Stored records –
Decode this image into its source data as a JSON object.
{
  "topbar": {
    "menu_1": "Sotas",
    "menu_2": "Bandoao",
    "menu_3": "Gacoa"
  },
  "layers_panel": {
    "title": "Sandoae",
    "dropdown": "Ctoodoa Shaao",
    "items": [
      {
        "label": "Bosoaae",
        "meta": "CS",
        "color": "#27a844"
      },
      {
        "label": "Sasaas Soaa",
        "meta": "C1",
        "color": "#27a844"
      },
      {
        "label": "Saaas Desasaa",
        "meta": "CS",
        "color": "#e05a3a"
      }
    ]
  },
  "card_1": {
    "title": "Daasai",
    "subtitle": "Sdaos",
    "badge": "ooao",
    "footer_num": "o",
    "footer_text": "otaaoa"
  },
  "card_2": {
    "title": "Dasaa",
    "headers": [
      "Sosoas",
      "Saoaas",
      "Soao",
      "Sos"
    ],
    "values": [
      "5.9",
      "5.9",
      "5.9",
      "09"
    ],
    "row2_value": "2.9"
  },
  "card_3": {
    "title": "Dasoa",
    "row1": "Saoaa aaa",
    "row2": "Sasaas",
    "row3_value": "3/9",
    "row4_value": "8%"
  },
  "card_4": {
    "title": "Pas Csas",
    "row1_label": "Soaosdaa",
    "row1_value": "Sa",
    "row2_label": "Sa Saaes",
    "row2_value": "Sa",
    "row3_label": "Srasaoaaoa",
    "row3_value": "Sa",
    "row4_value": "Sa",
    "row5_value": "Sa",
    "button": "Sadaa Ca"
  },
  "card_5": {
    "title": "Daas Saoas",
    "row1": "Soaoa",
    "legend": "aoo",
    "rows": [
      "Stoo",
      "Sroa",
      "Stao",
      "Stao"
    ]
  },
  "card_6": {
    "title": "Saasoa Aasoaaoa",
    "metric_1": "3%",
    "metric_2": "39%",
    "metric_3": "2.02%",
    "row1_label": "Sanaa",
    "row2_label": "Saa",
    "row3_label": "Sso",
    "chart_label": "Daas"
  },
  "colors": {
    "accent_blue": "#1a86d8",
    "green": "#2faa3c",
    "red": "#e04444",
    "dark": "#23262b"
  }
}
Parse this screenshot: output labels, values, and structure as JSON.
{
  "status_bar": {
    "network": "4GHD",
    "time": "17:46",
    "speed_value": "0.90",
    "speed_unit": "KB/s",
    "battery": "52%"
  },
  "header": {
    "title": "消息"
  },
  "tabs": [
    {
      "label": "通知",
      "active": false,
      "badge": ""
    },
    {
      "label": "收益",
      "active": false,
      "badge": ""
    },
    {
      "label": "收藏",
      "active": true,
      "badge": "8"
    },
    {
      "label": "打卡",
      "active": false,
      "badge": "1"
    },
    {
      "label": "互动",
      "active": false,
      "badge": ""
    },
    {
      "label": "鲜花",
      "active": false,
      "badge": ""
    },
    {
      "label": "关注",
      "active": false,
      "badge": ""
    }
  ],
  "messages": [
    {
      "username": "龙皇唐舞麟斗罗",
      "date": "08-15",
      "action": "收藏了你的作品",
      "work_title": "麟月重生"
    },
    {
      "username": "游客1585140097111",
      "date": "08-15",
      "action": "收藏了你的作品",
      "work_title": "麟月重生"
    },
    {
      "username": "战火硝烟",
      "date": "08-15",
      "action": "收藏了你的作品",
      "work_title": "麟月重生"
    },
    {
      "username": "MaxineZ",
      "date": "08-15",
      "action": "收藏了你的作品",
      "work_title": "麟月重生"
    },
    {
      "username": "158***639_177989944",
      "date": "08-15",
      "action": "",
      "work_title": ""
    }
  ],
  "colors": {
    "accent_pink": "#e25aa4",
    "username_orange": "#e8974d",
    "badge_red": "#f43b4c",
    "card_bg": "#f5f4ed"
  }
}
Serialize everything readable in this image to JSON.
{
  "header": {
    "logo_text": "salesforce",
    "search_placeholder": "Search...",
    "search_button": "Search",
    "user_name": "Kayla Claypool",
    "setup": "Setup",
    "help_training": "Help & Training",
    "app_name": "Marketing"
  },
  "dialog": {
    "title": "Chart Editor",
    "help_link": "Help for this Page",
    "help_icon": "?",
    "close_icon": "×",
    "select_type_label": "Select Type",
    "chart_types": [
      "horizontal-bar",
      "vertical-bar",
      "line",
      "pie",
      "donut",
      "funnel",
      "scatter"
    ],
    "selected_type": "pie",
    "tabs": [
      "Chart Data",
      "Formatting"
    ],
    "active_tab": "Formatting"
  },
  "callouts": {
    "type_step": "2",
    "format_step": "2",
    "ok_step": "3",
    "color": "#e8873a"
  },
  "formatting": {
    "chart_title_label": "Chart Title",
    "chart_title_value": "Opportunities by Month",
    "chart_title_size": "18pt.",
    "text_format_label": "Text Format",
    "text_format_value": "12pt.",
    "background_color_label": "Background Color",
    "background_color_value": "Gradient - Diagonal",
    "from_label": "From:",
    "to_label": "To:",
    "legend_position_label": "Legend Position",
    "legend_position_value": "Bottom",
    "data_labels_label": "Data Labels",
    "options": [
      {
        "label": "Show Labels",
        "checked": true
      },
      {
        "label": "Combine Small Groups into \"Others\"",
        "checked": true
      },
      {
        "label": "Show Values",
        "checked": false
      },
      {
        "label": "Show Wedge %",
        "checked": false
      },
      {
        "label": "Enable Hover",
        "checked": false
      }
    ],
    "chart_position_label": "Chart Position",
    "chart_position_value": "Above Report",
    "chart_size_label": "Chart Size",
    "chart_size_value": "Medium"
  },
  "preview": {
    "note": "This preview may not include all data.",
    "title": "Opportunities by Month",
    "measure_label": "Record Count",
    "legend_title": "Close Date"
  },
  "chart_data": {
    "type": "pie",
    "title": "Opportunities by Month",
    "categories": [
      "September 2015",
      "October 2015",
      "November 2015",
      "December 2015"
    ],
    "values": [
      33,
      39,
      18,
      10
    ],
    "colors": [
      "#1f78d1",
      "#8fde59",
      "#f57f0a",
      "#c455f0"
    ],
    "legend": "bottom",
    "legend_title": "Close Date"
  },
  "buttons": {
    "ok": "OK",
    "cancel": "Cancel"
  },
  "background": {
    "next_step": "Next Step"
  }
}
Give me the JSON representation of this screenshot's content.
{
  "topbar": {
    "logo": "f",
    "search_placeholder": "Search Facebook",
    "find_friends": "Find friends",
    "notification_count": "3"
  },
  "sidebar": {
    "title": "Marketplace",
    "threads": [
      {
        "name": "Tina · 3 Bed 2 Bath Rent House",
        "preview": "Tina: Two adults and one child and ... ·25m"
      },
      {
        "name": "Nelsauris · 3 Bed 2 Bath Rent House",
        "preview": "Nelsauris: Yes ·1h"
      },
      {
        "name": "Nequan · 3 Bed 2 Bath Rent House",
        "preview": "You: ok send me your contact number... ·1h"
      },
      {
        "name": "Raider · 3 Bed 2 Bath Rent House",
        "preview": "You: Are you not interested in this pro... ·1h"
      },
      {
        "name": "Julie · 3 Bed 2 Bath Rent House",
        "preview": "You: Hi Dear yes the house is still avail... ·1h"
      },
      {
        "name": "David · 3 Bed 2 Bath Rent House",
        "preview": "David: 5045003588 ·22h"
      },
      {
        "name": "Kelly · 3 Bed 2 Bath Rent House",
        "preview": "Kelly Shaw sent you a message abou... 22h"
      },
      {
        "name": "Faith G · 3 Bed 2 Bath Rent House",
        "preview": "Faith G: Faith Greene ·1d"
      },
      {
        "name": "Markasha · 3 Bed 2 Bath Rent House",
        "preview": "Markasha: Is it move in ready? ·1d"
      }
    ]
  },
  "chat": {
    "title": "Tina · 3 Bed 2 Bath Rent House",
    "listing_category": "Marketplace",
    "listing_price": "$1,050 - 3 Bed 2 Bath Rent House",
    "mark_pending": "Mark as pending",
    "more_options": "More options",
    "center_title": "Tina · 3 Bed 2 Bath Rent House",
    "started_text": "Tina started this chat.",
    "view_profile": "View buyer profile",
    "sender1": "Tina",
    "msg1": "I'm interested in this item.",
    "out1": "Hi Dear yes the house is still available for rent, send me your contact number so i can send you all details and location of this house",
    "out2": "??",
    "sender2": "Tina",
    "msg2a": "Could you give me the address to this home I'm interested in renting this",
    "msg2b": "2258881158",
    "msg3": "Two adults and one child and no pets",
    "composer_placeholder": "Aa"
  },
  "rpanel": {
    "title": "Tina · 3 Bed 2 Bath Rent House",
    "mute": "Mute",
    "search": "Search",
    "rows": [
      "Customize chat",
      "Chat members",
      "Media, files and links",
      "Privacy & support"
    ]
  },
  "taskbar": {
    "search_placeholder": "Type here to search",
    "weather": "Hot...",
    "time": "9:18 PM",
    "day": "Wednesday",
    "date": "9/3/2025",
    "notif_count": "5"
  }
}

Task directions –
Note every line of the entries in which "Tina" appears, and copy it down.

Response to this exercise –
        "name": "Tina · 3 Bed 2 Bath Rent House",
        "preview": "Tina: Two adults and one child and ... ·25m"
    "title": "Tina · 3 Bed 2 Bath Rent House",
    "center_title": "Tina · 3 Bed 2 Bath Rent House",
    "started_text": "Tina started this chat.",
    "sender1": "Tina",
    "sender2": "Tina",
    "title": "Tina · 3 Bed 2 Bath Rent House",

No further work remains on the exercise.